▶ _Task statement_
Copy the entries below word for word, minus the pictures.

---+---

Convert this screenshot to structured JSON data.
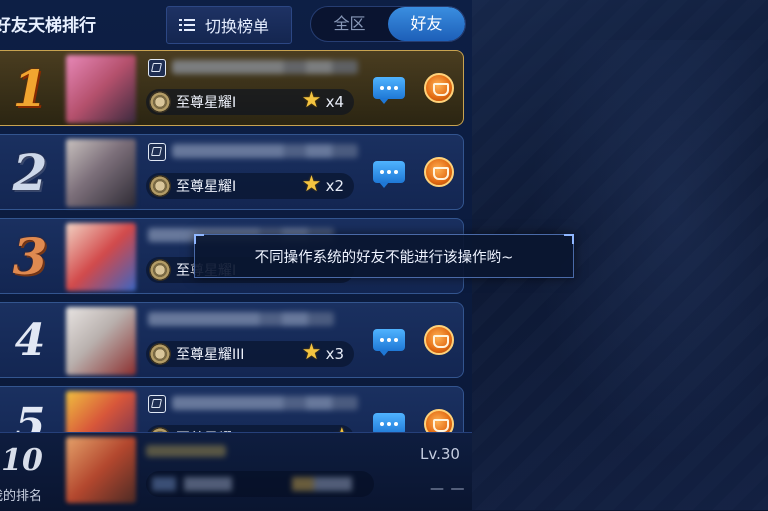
{
  "header": {
    "title": "好友天梯排行",
    "switch_label": "切换榜单",
    "tabs": [
      {
        "label": "全区",
        "active": false
      },
      {
        "label": "好友",
        "active": true
      }
    ]
  },
  "ranking": [
    {
      "rank": "1",
      "tier": "至尊星耀I",
      "stars": "x4",
      "style": "gold"
    },
    {
      "rank": "2",
      "tier": "至尊星耀I",
      "stars": "x2",
      "style": "silver"
    },
    {
      "rank": "3",
      "tier": "至尊星耀I",
      "stars": "",
      "style": "bronze"
    },
    {
      "rank": "4",
      "tier": "至尊星耀III",
      "stars": "x3",
      "style": "plain"
    },
    {
      "rank": "5",
      "tier": "至尊星耀V",
      "stars": "",
      "style": "plain"
    }
  ],
  "my_rank": {
    "rank": "10",
    "label": "我的排名",
    "level": "Lv.30",
    "dash": "— —"
  },
  "toast": {
    "message": "不同操作系统的好友不能进行该操作哟~"
  },
  "colors": {
    "accent": "#2f86e0",
    "gold": "#f2a530",
    "panel": "#0d1f45"
  }
}
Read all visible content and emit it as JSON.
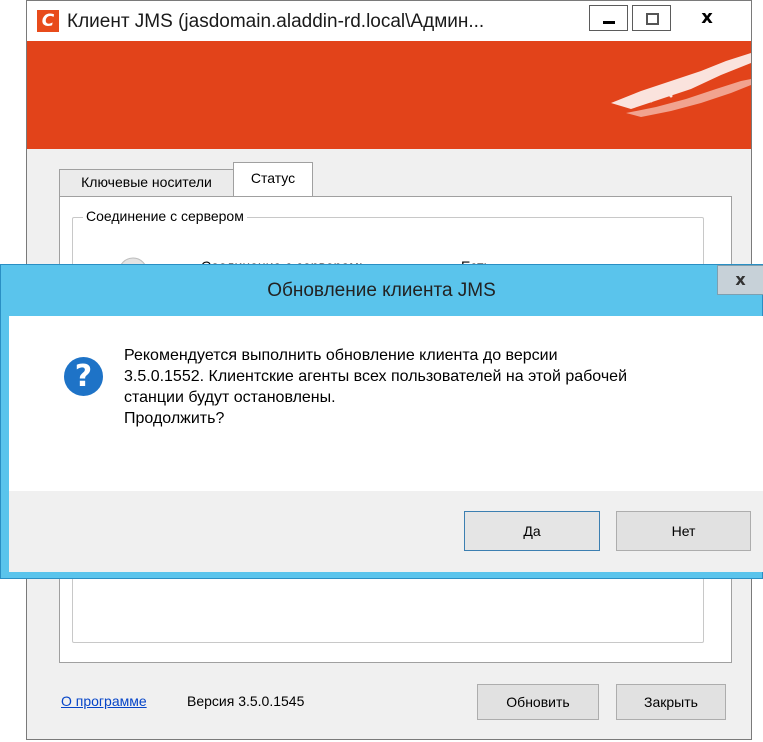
{
  "main_window": {
    "app_icon_letter": "C",
    "title": "Клиент JMS (jasdomain.aladdin-rd.local\\Админ...",
    "close_glyph": "x",
    "tabs": [
      {
        "label": "Ключевые носители"
      },
      {
        "label": "Статус"
      }
    ],
    "group_title": "Соединение с сервером",
    "connection_label": "Соединение с сервером:",
    "connection_value": "Есть",
    "about_link": "О программе",
    "version": "Версия 3.5.0.1545",
    "update_button": "Обновить",
    "close_button": "Закрыть",
    "brand_color": "#e2431a"
  },
  "dialog": {
    "title": "Обновление клиента JMS",
    "close_glyph": "x",
    "icon": "question-icon",
    "icon_glyph": "?",
    "message_lines": [
      "Рекомендуется выполнить обновление клиента до версии",
      "3.5.0.1552. Клиентские агенты всех пользователей на этой рабочей",
      "станции будут остановлены.",
      "Продолжить?"
    ],
    "yes_button": "Да",
    "no_button": "Нет",
    "accent_color": "#5ac4ec"
  }
}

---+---

▶ _Response_
Convert this screenshot to structured JSON data.
{
  "header": {
    "title": "好友天梯排行",
    "switch_label": "切换榜单",
    "tabs": [
      {
        "label": "全区",
        "active": false
      },
      {
        "label": "好友",
        "active": true
      }
    ]
  },
  "ranking": [
    {
      "rank": "1",
      "tier": "至尊星耀I",
      "stars": "x4",
      "style": "gold"
    },
    {
      "rank": "2",
      "tier": "至尊星耀I",
      "stars": "x2",
      "style": "silver"
    },
    {
      "rank": "3",
      "tier": "至尊星耀I",
      "stars": "",
      "style": "bronze"
    },
    {
      "rank": "4",
      "tier": "至尊星耀III",
      "stars": "x3",
      "style": "plain"
    },
    {
      "rank": "5",
      "tier": "至尊星耀V",
      "stars": "",
      "style": "plain"
    }
  ],
  "my_rank": {
    "rank": "10",
    "label": "我的排名",
    "level": "Lv.30",
    "dash": "— —"
  },
  "toast": {
    "message": "不同操作系统的好友不能进行该操作哟~"
  },
  "colors": {
    "accent": "#2f86e0",
    "gold": "#f2a530",
    "panel": "#0d1f45"
  }
}
Read all visible content and emit it as JSON.
{
  "main_window": {
    "app_icon_letter": "C",
    "title": "Клиент JMS (jasdomain.aladdin-rd.local\\Админ...",
    "close_glyph": "x",
    "tabs": [
      {
        "label": "Ключевые носители"
      },
      {
        "label": "Статус"
      }
    ],
    "group_title": "Соединение с сервером",
    "connection_label": "Соединение с сервером:",
    "connection_value": "Есть",
    "about_link": "О программе",
    "version": "Версия 3.5.0.1545",
    "update_button": "Обновить",
    "close_button": "Закрыть",
    "brand_color": "#e2431a"
  },
  "dialog": {
    "title": "Обновление клиента JMS",
    "close_glyph": "x",
    "icon": "question-icon",
    "icon_glyph": "?",
    "message_lines": [
      "Рекомендуется выполнить обновление клиента до версии",
      "3.5.0.1552. Клиентские агенты всех пользователей на этой рабочей",
      "станции будут остановлены.",
      "Продолжить?"
    ],
    "yes_button": "Да",
    "no_button": "Нет",
    "accent_color": "#5ac4ec"
  }
}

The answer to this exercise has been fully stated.